Information —
◆ ◆ ◆ ◆

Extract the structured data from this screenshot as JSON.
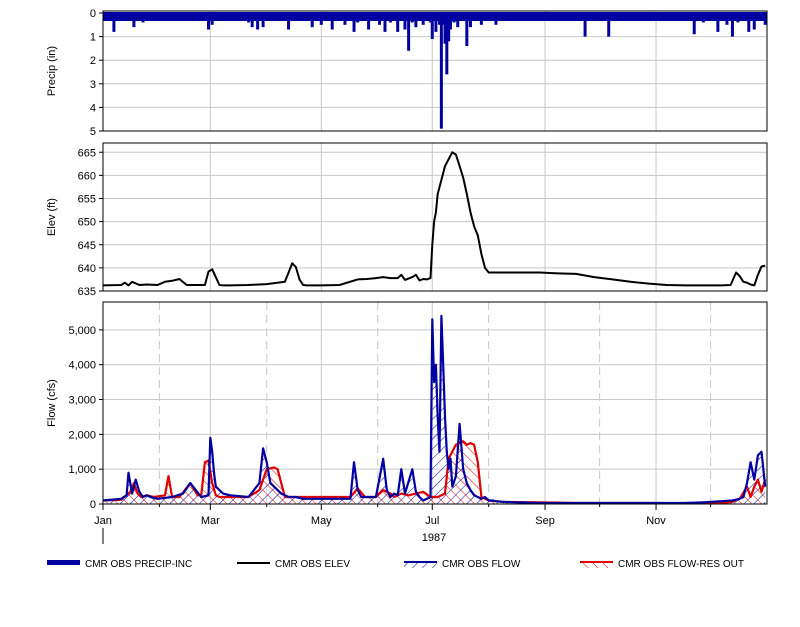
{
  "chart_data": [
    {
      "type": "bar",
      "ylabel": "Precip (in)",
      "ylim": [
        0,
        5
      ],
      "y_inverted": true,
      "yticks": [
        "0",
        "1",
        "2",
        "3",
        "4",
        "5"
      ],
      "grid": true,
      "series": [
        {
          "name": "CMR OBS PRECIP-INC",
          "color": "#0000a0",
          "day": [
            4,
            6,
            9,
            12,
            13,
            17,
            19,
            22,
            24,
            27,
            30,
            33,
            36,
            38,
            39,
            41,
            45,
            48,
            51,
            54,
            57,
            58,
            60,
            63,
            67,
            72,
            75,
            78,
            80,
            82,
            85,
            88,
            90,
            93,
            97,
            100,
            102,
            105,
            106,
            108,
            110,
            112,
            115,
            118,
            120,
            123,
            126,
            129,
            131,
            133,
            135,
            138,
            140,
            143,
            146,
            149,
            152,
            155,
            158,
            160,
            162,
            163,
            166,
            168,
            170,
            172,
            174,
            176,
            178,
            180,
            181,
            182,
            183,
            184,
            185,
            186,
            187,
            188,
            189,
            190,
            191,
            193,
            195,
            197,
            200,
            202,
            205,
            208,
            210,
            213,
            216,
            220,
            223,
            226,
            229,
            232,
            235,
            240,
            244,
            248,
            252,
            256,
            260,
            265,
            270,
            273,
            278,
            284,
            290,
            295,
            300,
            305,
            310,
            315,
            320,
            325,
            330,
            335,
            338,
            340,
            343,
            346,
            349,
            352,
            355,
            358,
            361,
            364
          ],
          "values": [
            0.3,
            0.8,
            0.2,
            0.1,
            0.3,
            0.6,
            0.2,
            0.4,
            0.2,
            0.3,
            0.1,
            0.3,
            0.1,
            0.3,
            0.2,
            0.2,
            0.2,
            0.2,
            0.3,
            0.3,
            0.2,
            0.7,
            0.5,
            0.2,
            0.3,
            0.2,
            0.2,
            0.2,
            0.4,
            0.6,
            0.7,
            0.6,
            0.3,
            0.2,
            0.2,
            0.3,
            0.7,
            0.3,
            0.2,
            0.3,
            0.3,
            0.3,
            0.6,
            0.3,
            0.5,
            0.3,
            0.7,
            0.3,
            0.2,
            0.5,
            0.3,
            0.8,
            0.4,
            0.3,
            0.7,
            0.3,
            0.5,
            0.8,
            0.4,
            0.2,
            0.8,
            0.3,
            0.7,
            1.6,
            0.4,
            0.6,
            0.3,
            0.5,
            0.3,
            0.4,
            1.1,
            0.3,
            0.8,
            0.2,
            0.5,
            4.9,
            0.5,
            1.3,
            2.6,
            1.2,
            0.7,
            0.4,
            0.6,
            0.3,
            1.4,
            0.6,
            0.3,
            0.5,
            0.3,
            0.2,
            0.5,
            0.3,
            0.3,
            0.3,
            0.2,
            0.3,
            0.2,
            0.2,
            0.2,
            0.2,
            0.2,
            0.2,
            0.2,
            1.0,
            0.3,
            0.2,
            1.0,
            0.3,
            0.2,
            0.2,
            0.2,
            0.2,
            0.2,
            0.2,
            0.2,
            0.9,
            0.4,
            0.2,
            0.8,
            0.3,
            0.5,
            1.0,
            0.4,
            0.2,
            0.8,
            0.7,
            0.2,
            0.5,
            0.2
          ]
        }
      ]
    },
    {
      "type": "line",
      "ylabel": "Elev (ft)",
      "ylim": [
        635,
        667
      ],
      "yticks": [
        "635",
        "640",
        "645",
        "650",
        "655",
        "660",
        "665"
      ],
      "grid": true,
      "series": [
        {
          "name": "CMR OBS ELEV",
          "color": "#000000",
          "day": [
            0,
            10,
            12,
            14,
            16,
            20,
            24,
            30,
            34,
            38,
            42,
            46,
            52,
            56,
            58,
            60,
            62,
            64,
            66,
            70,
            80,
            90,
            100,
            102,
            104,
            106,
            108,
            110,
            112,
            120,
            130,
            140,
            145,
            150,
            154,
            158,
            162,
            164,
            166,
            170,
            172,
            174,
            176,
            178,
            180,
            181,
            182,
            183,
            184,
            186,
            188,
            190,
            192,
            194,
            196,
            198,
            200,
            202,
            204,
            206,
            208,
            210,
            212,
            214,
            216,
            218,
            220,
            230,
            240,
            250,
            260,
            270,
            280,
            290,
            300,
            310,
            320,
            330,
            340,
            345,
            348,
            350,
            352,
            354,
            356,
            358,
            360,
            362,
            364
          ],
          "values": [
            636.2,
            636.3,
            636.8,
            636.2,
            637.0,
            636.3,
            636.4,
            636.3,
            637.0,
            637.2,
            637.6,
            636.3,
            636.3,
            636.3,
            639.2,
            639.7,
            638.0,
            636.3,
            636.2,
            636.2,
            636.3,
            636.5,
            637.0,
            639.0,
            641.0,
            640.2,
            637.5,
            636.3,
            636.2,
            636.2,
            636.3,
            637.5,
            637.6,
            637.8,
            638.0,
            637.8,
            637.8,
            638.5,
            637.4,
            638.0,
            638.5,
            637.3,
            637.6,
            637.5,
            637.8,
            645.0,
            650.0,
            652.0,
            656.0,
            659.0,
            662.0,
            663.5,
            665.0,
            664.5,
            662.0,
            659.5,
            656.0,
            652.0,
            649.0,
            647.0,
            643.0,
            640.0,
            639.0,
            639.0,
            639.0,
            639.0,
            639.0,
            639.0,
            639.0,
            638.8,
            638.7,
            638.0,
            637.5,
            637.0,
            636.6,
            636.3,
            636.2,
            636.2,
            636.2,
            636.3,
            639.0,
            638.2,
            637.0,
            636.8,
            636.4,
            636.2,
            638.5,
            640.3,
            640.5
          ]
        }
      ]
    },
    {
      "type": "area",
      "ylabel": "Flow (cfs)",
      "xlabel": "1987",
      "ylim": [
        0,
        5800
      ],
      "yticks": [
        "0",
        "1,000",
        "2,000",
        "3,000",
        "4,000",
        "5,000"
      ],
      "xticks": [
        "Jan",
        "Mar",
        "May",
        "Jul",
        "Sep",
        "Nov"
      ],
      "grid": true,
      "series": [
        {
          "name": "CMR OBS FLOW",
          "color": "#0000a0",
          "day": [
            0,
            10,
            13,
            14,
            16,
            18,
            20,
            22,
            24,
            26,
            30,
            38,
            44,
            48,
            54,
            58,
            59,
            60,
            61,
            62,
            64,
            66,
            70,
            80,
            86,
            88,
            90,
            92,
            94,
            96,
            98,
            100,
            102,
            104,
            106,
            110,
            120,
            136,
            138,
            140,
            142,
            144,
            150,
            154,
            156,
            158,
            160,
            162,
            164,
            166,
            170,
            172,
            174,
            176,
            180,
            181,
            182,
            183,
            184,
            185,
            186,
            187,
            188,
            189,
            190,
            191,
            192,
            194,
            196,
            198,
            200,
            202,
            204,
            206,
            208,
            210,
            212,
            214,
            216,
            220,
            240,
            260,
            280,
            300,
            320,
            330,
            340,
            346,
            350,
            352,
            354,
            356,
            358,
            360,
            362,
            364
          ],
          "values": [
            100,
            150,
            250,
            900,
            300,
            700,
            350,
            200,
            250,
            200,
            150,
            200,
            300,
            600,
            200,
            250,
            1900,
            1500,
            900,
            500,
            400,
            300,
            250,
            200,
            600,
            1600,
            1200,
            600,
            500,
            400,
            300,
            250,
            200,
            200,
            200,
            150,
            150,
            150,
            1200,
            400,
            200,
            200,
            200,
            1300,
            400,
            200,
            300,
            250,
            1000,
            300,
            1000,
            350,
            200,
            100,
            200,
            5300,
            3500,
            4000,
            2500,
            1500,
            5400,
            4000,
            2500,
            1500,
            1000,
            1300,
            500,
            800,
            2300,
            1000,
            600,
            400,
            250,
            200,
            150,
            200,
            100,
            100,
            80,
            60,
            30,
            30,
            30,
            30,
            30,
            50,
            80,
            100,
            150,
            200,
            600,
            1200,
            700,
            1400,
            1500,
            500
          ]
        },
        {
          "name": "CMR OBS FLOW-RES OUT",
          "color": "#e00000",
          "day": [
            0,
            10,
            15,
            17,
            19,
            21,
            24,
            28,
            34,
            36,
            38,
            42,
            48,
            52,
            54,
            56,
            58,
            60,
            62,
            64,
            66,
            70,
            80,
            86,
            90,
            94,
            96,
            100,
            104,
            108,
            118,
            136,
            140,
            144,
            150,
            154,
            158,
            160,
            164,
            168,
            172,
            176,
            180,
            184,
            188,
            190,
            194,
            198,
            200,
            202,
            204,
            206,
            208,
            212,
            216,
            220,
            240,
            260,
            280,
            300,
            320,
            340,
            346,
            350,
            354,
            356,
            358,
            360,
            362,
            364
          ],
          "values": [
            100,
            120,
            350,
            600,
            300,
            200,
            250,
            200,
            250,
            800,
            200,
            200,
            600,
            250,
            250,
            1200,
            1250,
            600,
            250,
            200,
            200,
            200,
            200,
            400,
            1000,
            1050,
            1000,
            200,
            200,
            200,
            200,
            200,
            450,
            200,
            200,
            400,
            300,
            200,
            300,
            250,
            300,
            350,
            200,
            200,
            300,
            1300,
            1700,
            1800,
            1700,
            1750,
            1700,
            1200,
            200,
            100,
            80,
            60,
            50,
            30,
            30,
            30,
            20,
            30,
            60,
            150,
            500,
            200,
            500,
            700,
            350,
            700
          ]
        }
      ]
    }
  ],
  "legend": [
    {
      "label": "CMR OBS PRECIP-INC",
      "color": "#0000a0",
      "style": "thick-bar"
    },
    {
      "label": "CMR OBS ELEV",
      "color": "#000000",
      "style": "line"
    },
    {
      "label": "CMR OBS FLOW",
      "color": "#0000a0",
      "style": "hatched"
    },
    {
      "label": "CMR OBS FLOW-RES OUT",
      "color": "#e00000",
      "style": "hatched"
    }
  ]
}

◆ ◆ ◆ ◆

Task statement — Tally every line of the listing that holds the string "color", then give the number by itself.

Exercise answer — 8